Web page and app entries
┄┄┄┄┄┄┄┄┄┄┄┄┄┄┄┄┄┄┄┄

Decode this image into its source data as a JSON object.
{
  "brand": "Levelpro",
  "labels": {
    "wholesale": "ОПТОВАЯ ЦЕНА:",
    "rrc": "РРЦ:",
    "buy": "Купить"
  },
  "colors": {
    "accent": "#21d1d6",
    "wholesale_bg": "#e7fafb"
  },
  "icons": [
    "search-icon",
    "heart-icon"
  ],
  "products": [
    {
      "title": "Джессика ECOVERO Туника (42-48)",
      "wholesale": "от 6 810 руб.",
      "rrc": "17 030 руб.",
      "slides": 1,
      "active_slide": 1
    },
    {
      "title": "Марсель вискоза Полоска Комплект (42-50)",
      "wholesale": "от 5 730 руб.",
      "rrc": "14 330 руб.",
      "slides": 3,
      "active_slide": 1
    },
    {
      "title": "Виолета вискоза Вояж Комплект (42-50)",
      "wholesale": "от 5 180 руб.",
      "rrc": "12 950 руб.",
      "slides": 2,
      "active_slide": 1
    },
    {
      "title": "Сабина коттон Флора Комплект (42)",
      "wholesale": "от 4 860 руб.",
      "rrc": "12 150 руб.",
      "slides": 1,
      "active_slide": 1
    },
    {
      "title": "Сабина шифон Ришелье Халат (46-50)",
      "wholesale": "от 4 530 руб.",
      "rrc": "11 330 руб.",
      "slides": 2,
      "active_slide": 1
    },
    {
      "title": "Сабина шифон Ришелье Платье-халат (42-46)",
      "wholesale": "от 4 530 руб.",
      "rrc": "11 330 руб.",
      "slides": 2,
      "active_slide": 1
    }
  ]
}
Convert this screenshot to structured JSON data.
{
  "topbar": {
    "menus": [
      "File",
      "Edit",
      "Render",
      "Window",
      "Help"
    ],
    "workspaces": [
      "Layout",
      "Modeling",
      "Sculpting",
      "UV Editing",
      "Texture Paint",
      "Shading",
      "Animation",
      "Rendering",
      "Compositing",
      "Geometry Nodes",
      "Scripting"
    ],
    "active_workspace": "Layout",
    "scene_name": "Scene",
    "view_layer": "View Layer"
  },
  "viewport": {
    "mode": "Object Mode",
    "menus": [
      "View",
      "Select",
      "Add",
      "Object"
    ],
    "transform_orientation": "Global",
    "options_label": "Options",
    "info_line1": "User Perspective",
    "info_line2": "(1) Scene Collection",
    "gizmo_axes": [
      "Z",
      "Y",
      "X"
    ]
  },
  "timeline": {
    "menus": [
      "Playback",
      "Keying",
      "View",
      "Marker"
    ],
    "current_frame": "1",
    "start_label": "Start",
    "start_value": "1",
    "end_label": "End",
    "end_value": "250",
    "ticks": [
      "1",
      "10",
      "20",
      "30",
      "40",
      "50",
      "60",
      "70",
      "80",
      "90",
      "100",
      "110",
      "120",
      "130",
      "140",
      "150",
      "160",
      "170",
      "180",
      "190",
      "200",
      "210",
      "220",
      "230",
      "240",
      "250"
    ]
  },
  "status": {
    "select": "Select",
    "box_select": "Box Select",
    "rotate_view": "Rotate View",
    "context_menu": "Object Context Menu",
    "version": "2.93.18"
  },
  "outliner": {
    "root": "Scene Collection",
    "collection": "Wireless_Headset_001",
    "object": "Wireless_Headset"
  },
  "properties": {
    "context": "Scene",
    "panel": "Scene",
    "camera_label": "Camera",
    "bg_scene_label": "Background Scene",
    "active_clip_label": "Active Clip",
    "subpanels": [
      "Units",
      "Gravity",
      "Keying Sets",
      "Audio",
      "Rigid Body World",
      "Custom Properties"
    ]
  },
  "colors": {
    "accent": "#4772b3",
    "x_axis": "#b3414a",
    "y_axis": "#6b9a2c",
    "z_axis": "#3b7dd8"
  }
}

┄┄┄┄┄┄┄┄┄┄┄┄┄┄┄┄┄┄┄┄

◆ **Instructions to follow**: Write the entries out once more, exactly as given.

◆ **Your response**:
Decode this image into its source data as a JSON object.
{
  "brand": "Levelpro",
  "labels": {
    "wholesale": "ОПТОВАЯ ЦЕНА:",
    "rrc": "РРЦ:",
    "buy": "Купить"
  },
  "colors": {
    "accent": "#21d1d6",
    "wholesale_bg": "#e7fafb"
  },
  "icons": [
    "search-icon",
    "heart-icon"
  ],
  "products": [
    {
      "title": "Джессика ECOVERO Туника (42-48)",
      "wholesale": "от 6 810 руб.",
      "rrc": "17 030 руб.",
      "slides": 1,
      "active_slide": 1
    },
    {
      "title": "Марсель вискоза Полоска Комплект (42-50)",
      "wholesale": "от 5 730 руб.",
      "rrc": "14 330 руб.",
      "slides": 3,
      "active_slide": 1
    },
    {
      "title": "Виолета вискоза Вояж Комплект (42-50)",
      "wholesale": "от 5 180 руб.",
      "rrc": "12 950 руб.",
      "slides": 2,
      "active_slide": 1
    },
    {
      "title": "Сабина коттон Флора Комплект (42)",
      "wholesale": "от 4 860 руб.",
      "rrc": "12 150 руб.",
      "slides": 1,
      "active_slide": 1
    },
    {
      "title": "Сабина шифон Ришелье Халат (46-50)",
      "wholesale": "от 4 530 руб.",
      "rrc": "11 330 руб.",
      "slides": 2,
      "active_slide": 1
    },
    {
      "title": "Сабина шифон Ришелье Платье-халат (42-46)",
      "wholesale": "от 4 530 руб.",
      "rrc": "11 330 руб.",
      "slides": 2,
      "active_slide": 1
    }
  ]
}
Convert this screenshot to structured JSON data.
{
  "topbar": {
    "menus": [
      "File",
      "Edit",
      "Render",
      "Window",
      "Help"
    ],
    "workspaces": [
      "Layout",
      "Modeling",
      "Sculpting",
      "UV Editing",
      "Texture Paint",
      "Shading",
      "Animation",
      "Rendering",
      "Compositing",
      "Geometry Nodes",
      "Scripting"
    ],
    "active_workspace": "Layout",
    "scene_name": "Scene",
    "view_layer": "View Layer"
  },
  "viewport": {
    "mode": "Object Mode",
    "menus": [
      "View",
      "Select",
      "Add",
      "Object"
    ],
    "transform_orientation": "Global",
    "options_label": "Options",
    "info_line1": "User Perspective",
    "info_line2": "(1) Scene Collection",
    "gizmo_axes": [
      "Z",
      "Y",
      "X"
    ]
  },
  "timeline": {
    "menus": [
      "Playback",
      "Keying",
      "View",
      "Marker"
    ],
    "current_frame": "1",
    "start_label": "Start",
    "start_value": "1",
    "end_label": "End",
    "end_value": "250",
    "ticks": [
      "1",
      "10",
      "20",
      "30",
      "40",
      "50",
      "60",
      "70",
      "80",
      "90",
      "100",
      "110",
      "120",
      "130",
      "140",
      "150",
      "160",
      "170",
      "180",
      "190",
      "200",
      "210",
      "220",
      "230",
      "240",
      "250"
    ]
  },
  "status": {
    "select": "Select",
    "box_select": "Box Select",
    "rotate_view": "Rotate View",
    "context_menu": "Object Context Menu",
    "version": "2.93.18"
  },
  "outliner": {
    "root": "Scene Collection",
    "collection": "Wireless_Headset_001",
    "object": "Wireless_Headset"
  },
  "properties": {
    "context": "Scene",
    "panel": "Scene",
    "camera_label": "Camera",
    "bg_scene_label": "Background Scene",
    "active_clip_label": "Active Clip",
    "subpanels": [
      "Units",
      "Gravity",
      "Keying Sets",
      "Audio",
      "Rigid Body World",
      "Custom Properties"
    ]
  },
  "colors": {
    "accent": "#4772b3",
    "x_axis": "#b3414a",
    "y_axis": "#6b9a2c",
    "z_axis": "#3b7dd8"
  }
}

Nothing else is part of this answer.